Locals: Comrade Question at Rumba Cafe

Andy Downing

There was a point in 2017 when Comrade Question singer/bassist Lee Mason questioned if the band's third full-length would ever see the light of day.

The musicians started demoing tracks for a new album in 2014, but, absent a deadline — and with the band members adjusting to career changes, moves and lineup shifts — the record idled for the better part of three years.

“We just sat on it for so long, and when you do that it's like, ‘Well, we can do this one part better. We can do this better.' And you can't do that or you'll never finish an album,” said Mason, who launched Garbage Greek in Comrade's downtime, releasing a pair of albums, including this year'sIt's Not Always Being a Ghost. “We spent so much time just messing around with stuff. … After a while you're like, ‘We need deadlines. We need something to keep us motivated to finish.'”

Mason said the timeline was further disrupted by his decision to mix the record himself, and he'd often spend hours tinkering with a single track only to find that nothing with it had changed. “It was like, ‘There is no goddamn difference in this.
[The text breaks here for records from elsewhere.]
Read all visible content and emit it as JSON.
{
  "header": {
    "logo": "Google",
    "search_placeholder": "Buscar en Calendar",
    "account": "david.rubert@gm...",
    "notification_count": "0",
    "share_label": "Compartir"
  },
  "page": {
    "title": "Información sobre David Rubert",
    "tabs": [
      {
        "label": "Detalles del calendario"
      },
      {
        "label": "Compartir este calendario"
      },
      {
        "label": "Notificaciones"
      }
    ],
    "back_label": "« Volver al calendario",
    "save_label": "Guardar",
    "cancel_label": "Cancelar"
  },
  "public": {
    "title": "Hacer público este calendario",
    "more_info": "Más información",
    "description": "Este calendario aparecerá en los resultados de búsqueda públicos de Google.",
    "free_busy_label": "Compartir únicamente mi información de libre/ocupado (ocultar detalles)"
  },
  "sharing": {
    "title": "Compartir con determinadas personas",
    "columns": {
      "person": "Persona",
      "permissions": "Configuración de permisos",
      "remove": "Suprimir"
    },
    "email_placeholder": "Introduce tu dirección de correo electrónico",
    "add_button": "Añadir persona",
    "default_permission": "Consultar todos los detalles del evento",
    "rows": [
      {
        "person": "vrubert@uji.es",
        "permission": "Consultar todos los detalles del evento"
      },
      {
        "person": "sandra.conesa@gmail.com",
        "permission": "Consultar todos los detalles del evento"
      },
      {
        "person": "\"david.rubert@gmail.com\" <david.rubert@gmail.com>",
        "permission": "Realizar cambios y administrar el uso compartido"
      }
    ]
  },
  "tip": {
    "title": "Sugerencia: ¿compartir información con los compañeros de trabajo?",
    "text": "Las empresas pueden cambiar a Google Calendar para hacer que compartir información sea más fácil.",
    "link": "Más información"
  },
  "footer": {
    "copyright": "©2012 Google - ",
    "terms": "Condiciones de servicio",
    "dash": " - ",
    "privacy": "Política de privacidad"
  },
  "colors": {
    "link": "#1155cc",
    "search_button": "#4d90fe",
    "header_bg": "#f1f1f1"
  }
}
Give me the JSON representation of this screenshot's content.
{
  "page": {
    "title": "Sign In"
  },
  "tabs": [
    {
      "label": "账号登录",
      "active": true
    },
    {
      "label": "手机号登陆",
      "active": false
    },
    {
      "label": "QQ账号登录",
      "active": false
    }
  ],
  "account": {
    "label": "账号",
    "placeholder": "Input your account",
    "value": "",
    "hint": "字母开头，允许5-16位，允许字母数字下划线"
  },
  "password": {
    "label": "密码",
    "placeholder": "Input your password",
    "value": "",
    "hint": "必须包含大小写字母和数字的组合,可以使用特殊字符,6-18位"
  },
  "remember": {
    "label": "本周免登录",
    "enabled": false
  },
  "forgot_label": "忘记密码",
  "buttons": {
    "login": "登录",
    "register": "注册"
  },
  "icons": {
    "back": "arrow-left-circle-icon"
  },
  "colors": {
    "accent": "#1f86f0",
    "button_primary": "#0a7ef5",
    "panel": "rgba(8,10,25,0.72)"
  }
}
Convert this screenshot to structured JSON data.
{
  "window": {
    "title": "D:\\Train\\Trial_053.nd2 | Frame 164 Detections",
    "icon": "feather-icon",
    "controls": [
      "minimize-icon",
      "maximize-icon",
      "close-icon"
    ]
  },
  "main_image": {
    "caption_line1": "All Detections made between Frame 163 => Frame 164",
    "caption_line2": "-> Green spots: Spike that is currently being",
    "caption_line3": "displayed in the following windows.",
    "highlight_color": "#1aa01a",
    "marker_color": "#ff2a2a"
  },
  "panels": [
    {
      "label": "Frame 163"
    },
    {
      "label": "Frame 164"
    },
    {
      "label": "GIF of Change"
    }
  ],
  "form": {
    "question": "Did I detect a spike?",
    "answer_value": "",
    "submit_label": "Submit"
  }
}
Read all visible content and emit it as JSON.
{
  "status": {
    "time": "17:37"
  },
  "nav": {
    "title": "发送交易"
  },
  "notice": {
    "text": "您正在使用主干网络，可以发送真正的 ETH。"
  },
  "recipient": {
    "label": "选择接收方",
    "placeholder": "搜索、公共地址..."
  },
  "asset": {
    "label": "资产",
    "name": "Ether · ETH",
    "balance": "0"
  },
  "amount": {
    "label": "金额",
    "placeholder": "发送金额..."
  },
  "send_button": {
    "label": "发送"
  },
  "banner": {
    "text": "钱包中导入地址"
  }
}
I don't know what I'm doing,'” Mason said.

Eventually Alex Douglas of Miranova and She Bears stepped in and offered to mix the record,Four Seasons Con, which band members Mason, singer/guitarist Katie Baillie, guitarist Patrick Koch and drummer Matt Whitslar will celebrate with a release show at Rumba Cafe on Saturday, Nov. 3.

The album still contains many of the elements present on Comrade's sophomore album,Pepe Polo, from 2014, notably the Beauty and the Beast vocal interplay between Baillie, who has a sweet, steady voice, and Mason, a self-admitted mumbler who often presents a gruff counterpoint. (“People ask if I sing the way I do because I'm trying to mask the lyrics,” he said. “No, I'm just a mumbly motherfucker.”)

But there are welcome new wrinkles, with some songs stretching beyond the four-minute mark and incorporating multiple passages. “Strange Place (Oh No),” for one, sandwiches a Paisley Underground-conjuring guitar jangle around a more adrenalized passage that hits like the trippy boat ride in “Willy Wonka & the Chocolate Factory.” Additionally, the lyrics are often more politically motivated — much to the surprise of Mason, who said, “I'm not a political songwriter, at all.”

Still, the musician found himself writing songs loosely inspired by everything from the 2013 shutdown of the federal government (“Lockdown”) to political apathy (“Head in the Sand”) and, on “Strange Place,” a surreal experience from a past day job when he was asked to create a negative and a positive political ad framing the same candidate.

“I was like, ‘Weird, but it sounds challenging. Tell me about this person?' And they were like, ‘We don't have any information for you. They just want you to write a positive and a negative ad.' ‘Well, what's her platform? What the fuck am I doing?' And they were like, ‘You have to figure it out. Just Google it or something,'” Mason said. “I was like, ‘Is this how this works? Are there 23-year-olds everywhere just dying for a paycheck that are somehow shaping the entire political climate?'”

In a sense, the songs onFour Seasons, many born of confusion and disillusionment, sound even better suited to current times following the various delays.

“In hindsight it's even weirder because you're like, ‘Oh, wow. All those things I was writing about that I thought were terrible are now a big part of society,'” Mason said. “Any time someone says, ‘Donald Trump has done something crazy,' they're always like, ‘Can you believe it?' And it's like, ‘Yes. I absolutely can believe it. Why wouldn't I?'”

Rumba Cafe

9 p.m. Saturday, Nov. 3

2507 Summit St., North Campus


ALSO PLAYING: Cliffs, The Harlequins

Comrade Question